__HOW TO COMPLETE THIS TASK__
Would you return every entry, exactly as it is written?

__TASK INPUT__

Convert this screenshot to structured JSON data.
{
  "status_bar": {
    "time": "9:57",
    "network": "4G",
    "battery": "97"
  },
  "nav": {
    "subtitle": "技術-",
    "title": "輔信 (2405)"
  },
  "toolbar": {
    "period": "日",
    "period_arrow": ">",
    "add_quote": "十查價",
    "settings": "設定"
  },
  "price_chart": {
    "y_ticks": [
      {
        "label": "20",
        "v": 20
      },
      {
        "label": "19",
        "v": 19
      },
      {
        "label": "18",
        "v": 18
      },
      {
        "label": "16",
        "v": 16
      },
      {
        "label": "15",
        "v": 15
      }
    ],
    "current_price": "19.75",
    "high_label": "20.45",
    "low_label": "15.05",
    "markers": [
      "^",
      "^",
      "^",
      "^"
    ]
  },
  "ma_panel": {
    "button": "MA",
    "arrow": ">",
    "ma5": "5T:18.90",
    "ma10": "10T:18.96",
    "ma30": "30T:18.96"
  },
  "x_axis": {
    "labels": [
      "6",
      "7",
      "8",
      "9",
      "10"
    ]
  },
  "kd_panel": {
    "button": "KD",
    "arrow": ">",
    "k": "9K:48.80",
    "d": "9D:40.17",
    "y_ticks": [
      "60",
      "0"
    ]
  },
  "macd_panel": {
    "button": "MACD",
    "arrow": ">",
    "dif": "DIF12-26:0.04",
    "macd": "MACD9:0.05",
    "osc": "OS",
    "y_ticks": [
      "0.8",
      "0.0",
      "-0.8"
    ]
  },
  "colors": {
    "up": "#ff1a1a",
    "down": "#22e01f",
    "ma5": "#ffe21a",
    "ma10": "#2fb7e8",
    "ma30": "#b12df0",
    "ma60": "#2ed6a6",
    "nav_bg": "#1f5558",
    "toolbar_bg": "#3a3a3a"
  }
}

__TASK ANSWER__
Convert this screenshot to structured JSON data.
{
  "status_bar": {
    "time": "9:57",
    "network": "4G",
    "battery": "97"
  },
  "nav": {
    "subtitle": "技術-",
    "title": "輔信 (2405)"
  },
  "toolbar": {
    "period": "日",
    "period_arrow": ">",
    "add_quote": "十查價",
    "settings": "設定"
  },
  "price_chart": {
    "y_ticks": [
      {
        "label": "20",
        "v": 20
      },
      {
        "label": "19",
        "v": 19
      },
      {
        "label": "18",
        "v": 18
      },
      {
        "label": "16",
        "v": 16
      },
      {
        "label": "15",
        "v": 15
      }
    ],
    "current_price": "19.75",
    "high_label": "20.45",
    "low_label": "15.05",
    "markers": [
      "^",
      "^",
      "^",
      "^"
    ]
  },
  "ma_panel": {
    "button": "MA",
    "arrow": ">",
    "ma5": "5T:18.90",
    "ma10": "10T:18.96",
    "ma30": "30T:18.96"
  },
  "x_axis": {
    "labels": [
      "6",
      "7",
      "8",
      "9",
      "10"
    ]
  },
  "kd_panel": {
    "button": "KD",
    "arrow": ">",
    "k": "9K:48.80",
    "d": "9D:40.17",
    "y_ticks": [
      "60",
      "0"
    ]
  },
  "macd_panel": {
    "button": "MACD",
    "arrow": ">",
    "dif": "DIF12-26:0.04",
    "macd": "MACD9:0.05",
    "osc": "OS",
    "y_ticks": [
      "0.8",
      "0.0",
      "-0.8"
    ]
  },
  "colors": {
    "up": "#ff1a1a",
    "down": "#22e01f",
    "ma5": "#ffe21a",
    "ma10": "#2fb7e8",
    "ma30": "#b12df0",
    "ma60": "#2ed6a6",
    "nav_bg": "#1f5558",
    "toolbar_bg": "#3a3a3a"
  }
}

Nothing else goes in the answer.